Items from an interface collection
· · ·

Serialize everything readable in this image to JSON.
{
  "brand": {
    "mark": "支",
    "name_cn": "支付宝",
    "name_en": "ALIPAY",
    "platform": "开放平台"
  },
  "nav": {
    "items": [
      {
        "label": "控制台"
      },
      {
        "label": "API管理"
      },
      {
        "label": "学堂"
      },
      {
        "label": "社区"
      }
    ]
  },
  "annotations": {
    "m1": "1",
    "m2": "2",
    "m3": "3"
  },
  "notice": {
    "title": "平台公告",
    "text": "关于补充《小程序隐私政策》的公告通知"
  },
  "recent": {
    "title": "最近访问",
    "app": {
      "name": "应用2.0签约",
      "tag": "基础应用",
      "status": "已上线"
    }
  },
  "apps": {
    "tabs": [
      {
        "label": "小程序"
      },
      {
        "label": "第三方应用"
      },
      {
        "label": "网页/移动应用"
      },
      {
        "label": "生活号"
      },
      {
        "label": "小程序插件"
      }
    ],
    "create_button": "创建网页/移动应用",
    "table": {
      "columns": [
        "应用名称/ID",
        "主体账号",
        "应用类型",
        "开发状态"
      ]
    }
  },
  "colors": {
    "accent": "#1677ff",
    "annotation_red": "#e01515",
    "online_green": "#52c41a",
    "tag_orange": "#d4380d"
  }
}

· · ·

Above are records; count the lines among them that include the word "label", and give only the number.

# SOLUTION BELOW
9